“We’re dealing with a perishable product and they can only stay in that container so long,” Duane Olson with Northwest Onion Company told KOIN 6 News.
The Salem company’s warehouse is filled with onions that were already supposed to have arrived in Panama. The labor dispute has slowed work at ports since October, but with the current shutdown, these onion growers can’t get their product out.
“It’s heartbreaking to think we have a product they want but we can’t get it to them,” Greg Bennett, a grower with Lake Labish Farms, told KOIN 6 News.
Gerry Diercks with Golden Valley Farms said he has had to send employees home for the second day in a row.
“Two or three days is a big deal to a lot of these guys,” Diercks said.
Now, business owners are concerned their overseas customers may not come back.
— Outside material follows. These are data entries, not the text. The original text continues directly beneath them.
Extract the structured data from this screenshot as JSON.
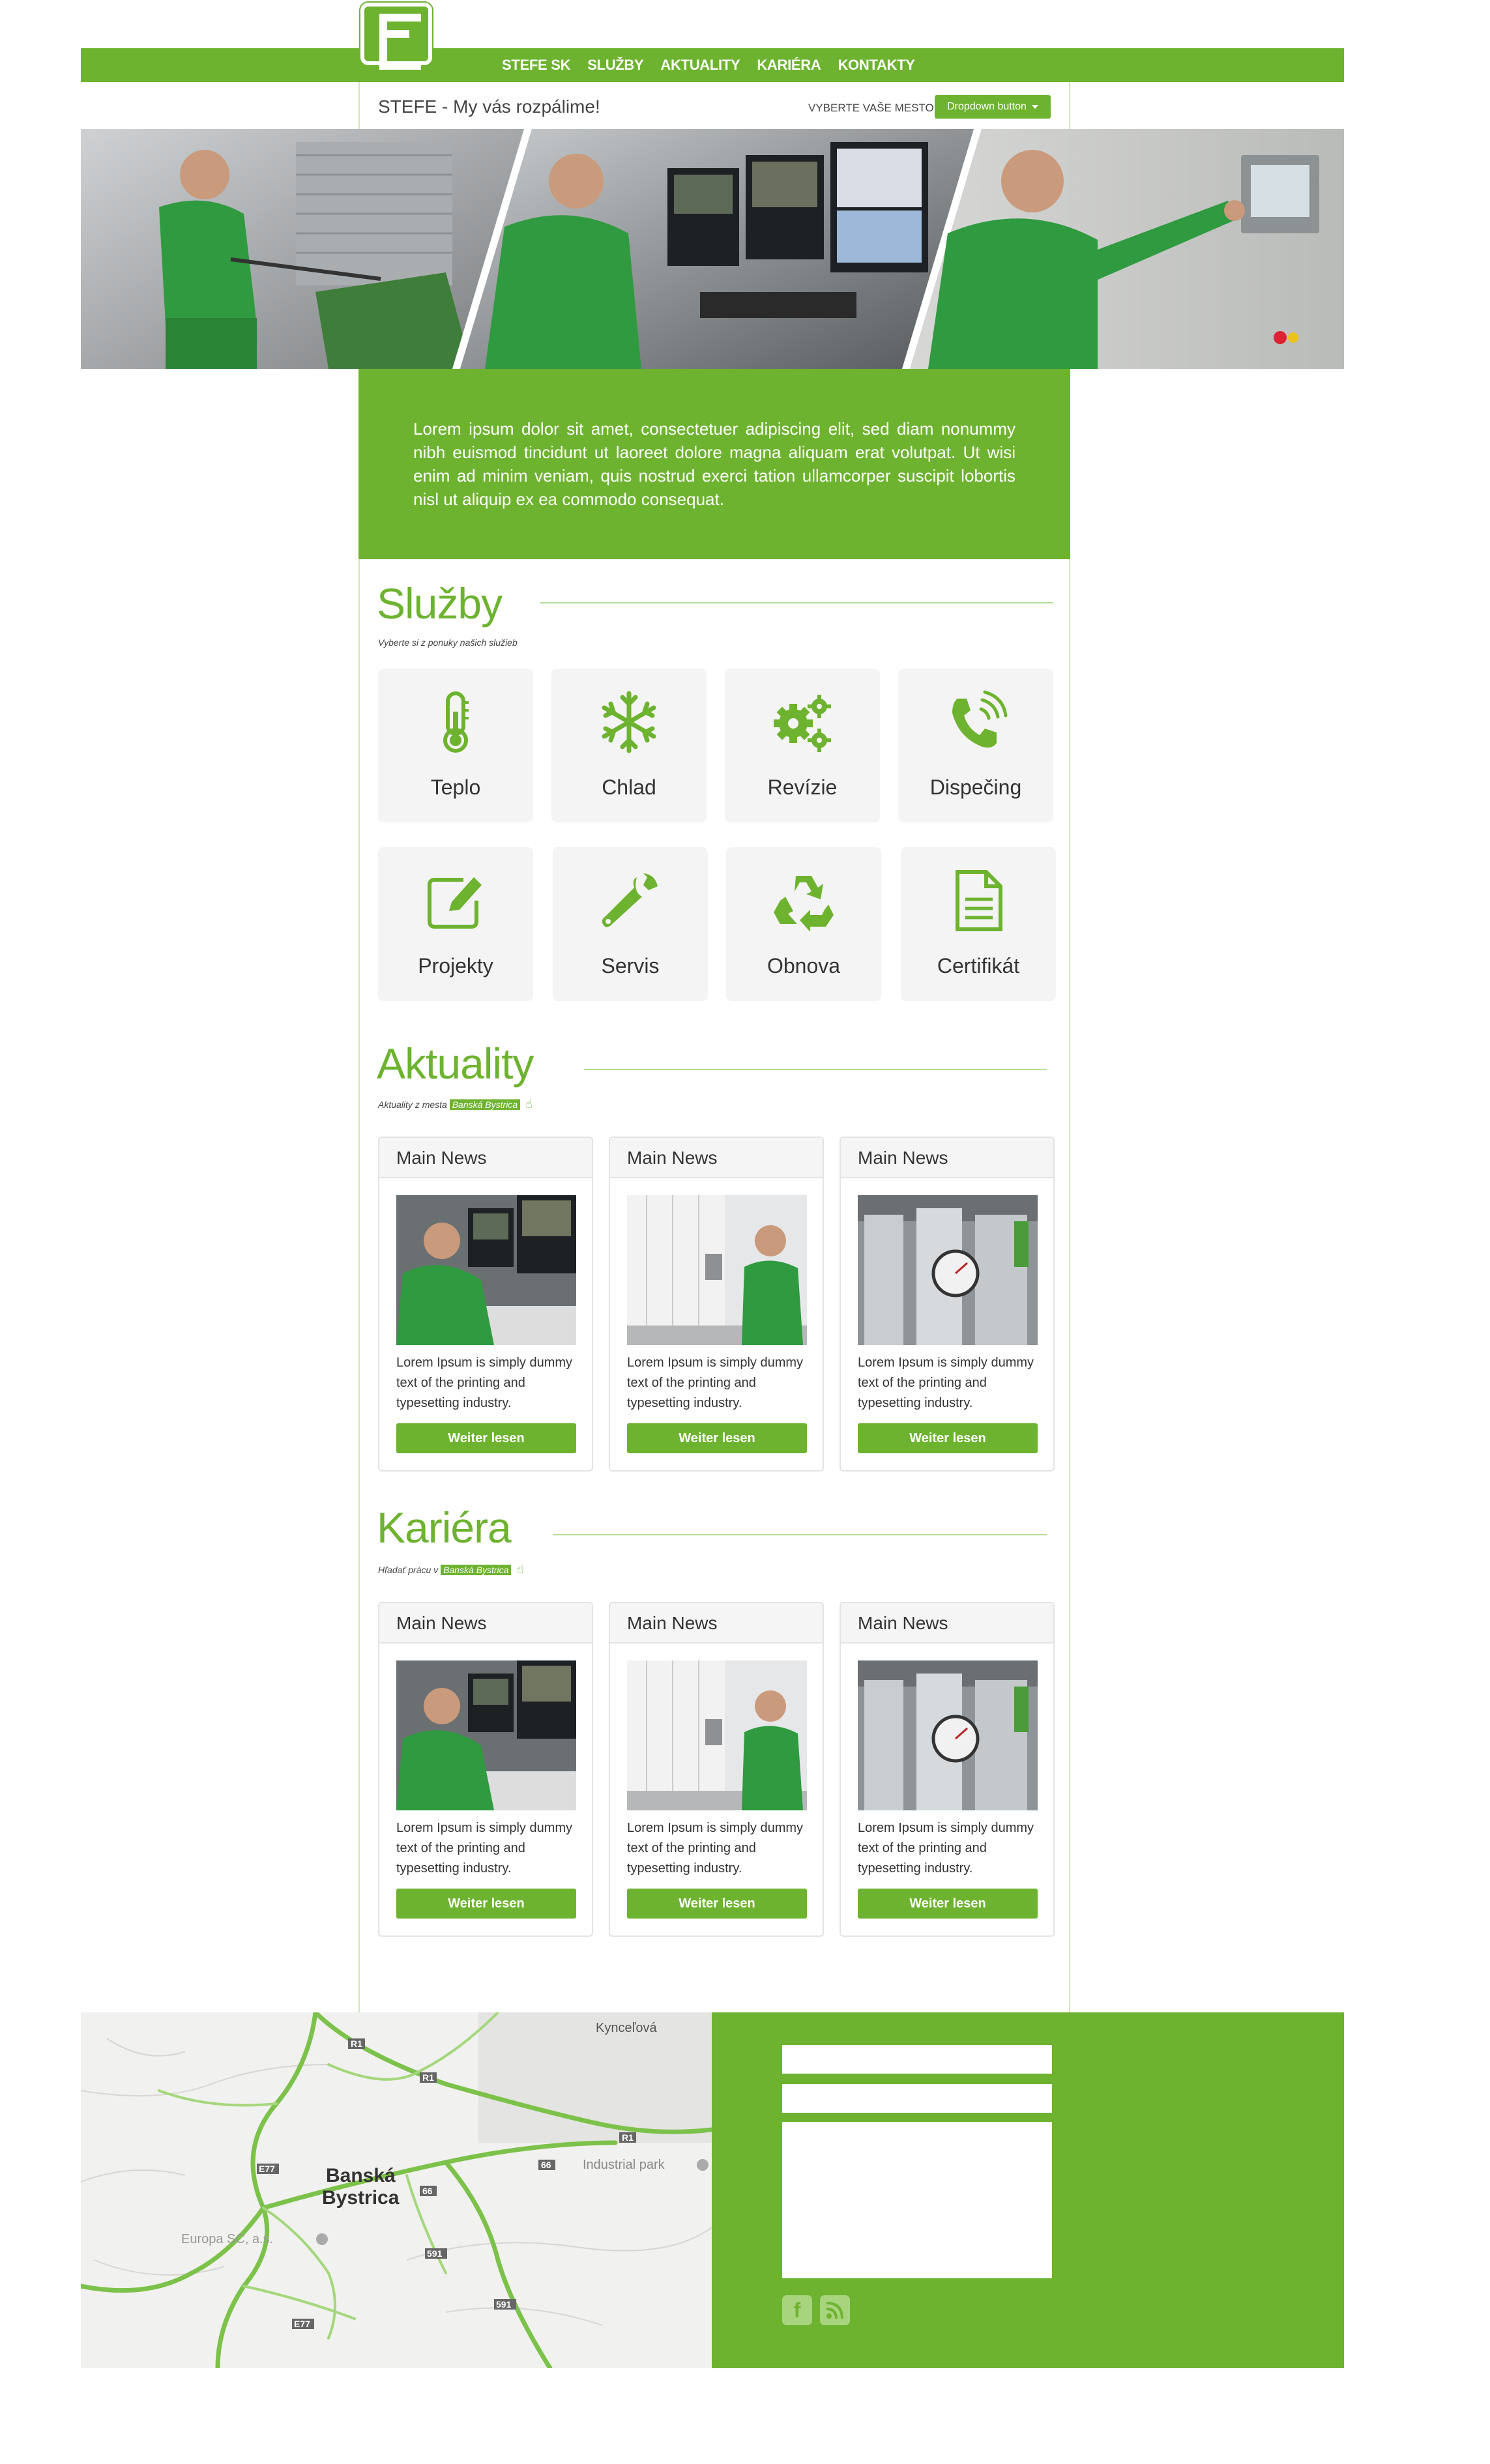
{
  "nav": {
    "items": [
      "STEFE SK",
      "SLUŽBY",
      "AKTUALITY",
      "KARIÉRA",
      "KONTAKTY"
    ]
  },
  "header": {
    "tagline": "STEFE - My vás rozpálime!",
    "city_label": "VYBERTE VAŠE MESTO",
    "dropdown_label": "Dropdown button"
  },
  "intro": {
    "text": "Lorem ipsum dolor sit amet, consectetuer adipiscing elit, sed diam nonummy nibh euismod tincidunt ut laoreet dolore magna aliquam erat volutpat. Ut wisi enim ad minim veniam, quis nostrud exerci tation ullamcorper suscipit lobortis nisl ut aliquip ex ea commodo consequat."
  },
  "services": {
    "title": "Služby",
    "subtitle": "Vyberte si z ponuky našich služieb",
    "items": [
      {
        "label": "Teplo",
        "icon": "thermometer-icon"
      },
      {
        "label": "Chlad",
        "icon": "snowflake-icon"
      },
      {
        "label": "Revízie",
        "icon": "gears-icon"
      },
      {
        "label": "Dispečing",
        "icon": "phone-icon"
      },
      {
        "label": "Projekty",
        "icon": "edit-icon"
      },
      {
        "label": "Servis",
        "icon": "wrench-icon"
      },
      {
        "label": "Obnova",
        "icon": "recycle-icon"
      },
      {
        "label": "Certifikát",
        "icon": "document-icon"
      }
    ]
  },
  "news": {
    "title": "Aktuality",
    "subtitle_prefix": "Aktuality z mesta",
    "city": "Banská Bystrica",
    "cards": [
      {
        "title": "Main News",
        "text": "Lorem Ipsum is simply dummy text of the printing and typesetting industry.",
        "button": "Weiter lesen"
      },
      {
        "title": "Main News",
        "text": "Lorem Ipsum is simply dummy text of the printing and typesetting industry.",
        "button": "Weiter lesen"
      },
      {
        "title": "Main News",
        "text": "Lorem Ipsum is simply dummy text of the printing and typesetting industry.",
        "button": "Weiter lesen"
      }
    ]
  },
  "career": {
    "title": "Kariéra",
    "subtitle_prefix": "Hľadať prácu v",
    "city": "Banská Bystrica",
    "cards": [
      {
        "title": "Main News",
        "text": "Lorem Ipsum is simply dummy text of the printing and typesetting industry.",
        "button": "Weiter lesen"
      },
      {
        "title": "Main News",
        "text": "Lorem Ipsum is simply dummy text of the printing and typesetting industry.",
        "button": "Weiter lesen"
      },
      {
        "title": "Main News",
        "text": "Lorem Ipsum is simply dummy text of the printing and typesetting industry.",
        "button": "Weiter lesen"
      }
    ]
  },
  "map": {
    "city_line1": "Banská",
    "city_line2": "Bystrica",
    "labels": [
      "Kynceľová",
      "Industrial park",
      "Europa SC, a.s."
    ],
    "road_labels": [
      "R1",
      "R1",
      "R1",
      "E77",
      "E77",
      "66",
      "66",
      "591",
      "591"
    ]
  },
  "colors": {
    "accent": "#6db32f",
    "light_accent": "#b7dc94",
    "panel": "#f4f4f4"
  }
}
“They’re saying, man you couldn’t deliver this year, what’s going to happen next year?” Olson said.
Agriculture is a $5.4 billion industry in Oregon, and 40% of those goods are exported throughout the world.
“Your reliability is now jeopardized based on the actions of groups you have no control over,” Diercks said. “It’s extremely frustrating.”
As the port strike continues, perishable products like onions are stuck in warehouses, containers at the port and some at sea without the hope of being unloaded soon.
Congressman Kurt Schrader said he would introduce a bipartisan resolution Thursday calling for the end of contract negotiations with the help of a federal mediator. He asked the president to use all the tools at his disposal to resolve the issue.